With the New Year, many people have questions concerning the 2017 changes to Social Security. The IRS publishes these annual changes and we prepare to advise our clients as to how the changes will affect them.
What follows is what we believe are the most important financial benefit changes that people should be aware of:
1. In 2017, the SS income rate increased by only .3%. People often refer to this meager raise as a COLA or cost of living adjustment. Why is this important? This means that the average retired couple’s monthly SS retirement benefit increased from around $2,254.00 last year to about $2,260.00. Some folks depend on increases based on trends from the past. Know the current numbers to best plan for the years to come.
2. The monthly maximum benefit for the majority of people receiving SS payments increases by $48.00 to $2,687.00 per month. This means some folks will pocket an extra $576.00 just due to the monthly increase.
3. This one is specifically for those disabled and collecting disability benefits in 2017. The changes happening within the disability system are far too numerous for this post, however, I do want to note one important change. Anyone on SSD/SSI benefits is familiar with the term “substantial gainful activity” or “SGA”. Well, in 2017, the SGA rate for blind persons raises to $1,790.00 per month, up $10.00. SSI rates are up as well, although not by much. These rates go from $735.00 per individual and $1,103.00 for qualifying couple (before adding in the state supplement). A raise is a raise though, right?
4. Good news for folks who are collecting their SS retirement benefits while still working! If you elected to start collecting retirement benefits before your full retirement age, you can earn more money without facing penalties in 2017. That raise jumps from a max earnings of $1,310.00 in 2016 to $1,410.00 per month in 2017. If you waited to start collecting your retirement until your full retirement age, you can earn $3,740.00 per month before facing penalties. That is way up from the cap of $3,490.00 seen in 2016. Want even better news? If you were able to wait until after reaching your full retirement age to draw these benefits, there is no cap whatsoever.
5. This one applies to the working class that is currently paying into the system. I should note that we may see a change in these figures with a new president in office. However, presently, the amount of income subject to Social Security taxes has increased for those making between $118,500.00 and $127,200.00. If your income falls within this bracket, you will note that while in 2016, you only had to pay the 1.45% income tax for Medicare, in 2017, you will be required to pay the full 7.65% for both SS, as well as, Medicare.
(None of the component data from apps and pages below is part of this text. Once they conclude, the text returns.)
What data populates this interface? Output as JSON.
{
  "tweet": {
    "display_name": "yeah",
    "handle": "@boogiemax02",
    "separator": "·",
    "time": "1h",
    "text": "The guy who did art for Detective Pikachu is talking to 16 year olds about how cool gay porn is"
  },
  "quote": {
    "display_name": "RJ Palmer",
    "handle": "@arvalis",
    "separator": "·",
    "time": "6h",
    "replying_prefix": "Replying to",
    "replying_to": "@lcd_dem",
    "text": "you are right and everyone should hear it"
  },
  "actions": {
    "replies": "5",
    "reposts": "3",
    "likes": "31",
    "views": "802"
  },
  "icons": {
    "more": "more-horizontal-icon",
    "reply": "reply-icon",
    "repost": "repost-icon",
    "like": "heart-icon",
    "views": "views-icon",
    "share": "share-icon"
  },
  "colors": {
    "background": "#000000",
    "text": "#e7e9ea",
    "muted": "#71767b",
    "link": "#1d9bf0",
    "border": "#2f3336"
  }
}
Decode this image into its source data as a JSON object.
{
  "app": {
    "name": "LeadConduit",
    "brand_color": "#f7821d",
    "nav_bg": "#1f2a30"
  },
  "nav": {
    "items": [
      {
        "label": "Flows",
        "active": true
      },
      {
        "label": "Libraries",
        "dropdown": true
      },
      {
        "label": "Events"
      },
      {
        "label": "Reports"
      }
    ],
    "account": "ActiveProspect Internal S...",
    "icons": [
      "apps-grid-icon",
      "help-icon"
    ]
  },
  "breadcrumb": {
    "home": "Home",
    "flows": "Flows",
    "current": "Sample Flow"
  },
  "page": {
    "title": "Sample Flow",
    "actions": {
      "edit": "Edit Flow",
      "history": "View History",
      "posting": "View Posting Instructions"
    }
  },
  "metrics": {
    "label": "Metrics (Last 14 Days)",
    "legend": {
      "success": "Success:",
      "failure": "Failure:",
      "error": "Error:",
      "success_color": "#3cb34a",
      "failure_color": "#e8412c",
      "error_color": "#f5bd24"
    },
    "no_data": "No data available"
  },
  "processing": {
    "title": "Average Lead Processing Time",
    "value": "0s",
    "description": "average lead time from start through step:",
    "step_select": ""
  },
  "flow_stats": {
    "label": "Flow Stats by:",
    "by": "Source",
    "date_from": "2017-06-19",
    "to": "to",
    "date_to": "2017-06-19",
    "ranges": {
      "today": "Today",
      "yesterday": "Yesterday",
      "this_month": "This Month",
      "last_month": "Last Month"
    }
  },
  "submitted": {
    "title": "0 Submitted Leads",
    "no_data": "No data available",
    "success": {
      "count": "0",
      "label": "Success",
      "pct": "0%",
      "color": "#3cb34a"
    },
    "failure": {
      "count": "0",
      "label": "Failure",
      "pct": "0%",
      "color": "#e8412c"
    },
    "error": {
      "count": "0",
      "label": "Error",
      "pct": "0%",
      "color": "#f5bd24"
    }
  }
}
Self-employed folks who are required to pay both the employer and employee portions of this tax will pay 15.3% on all income up to the max income listed above. Making over 200K or making 250K between yourself and your spouse? Then you will also have to pay an additional .9% Medicare tax.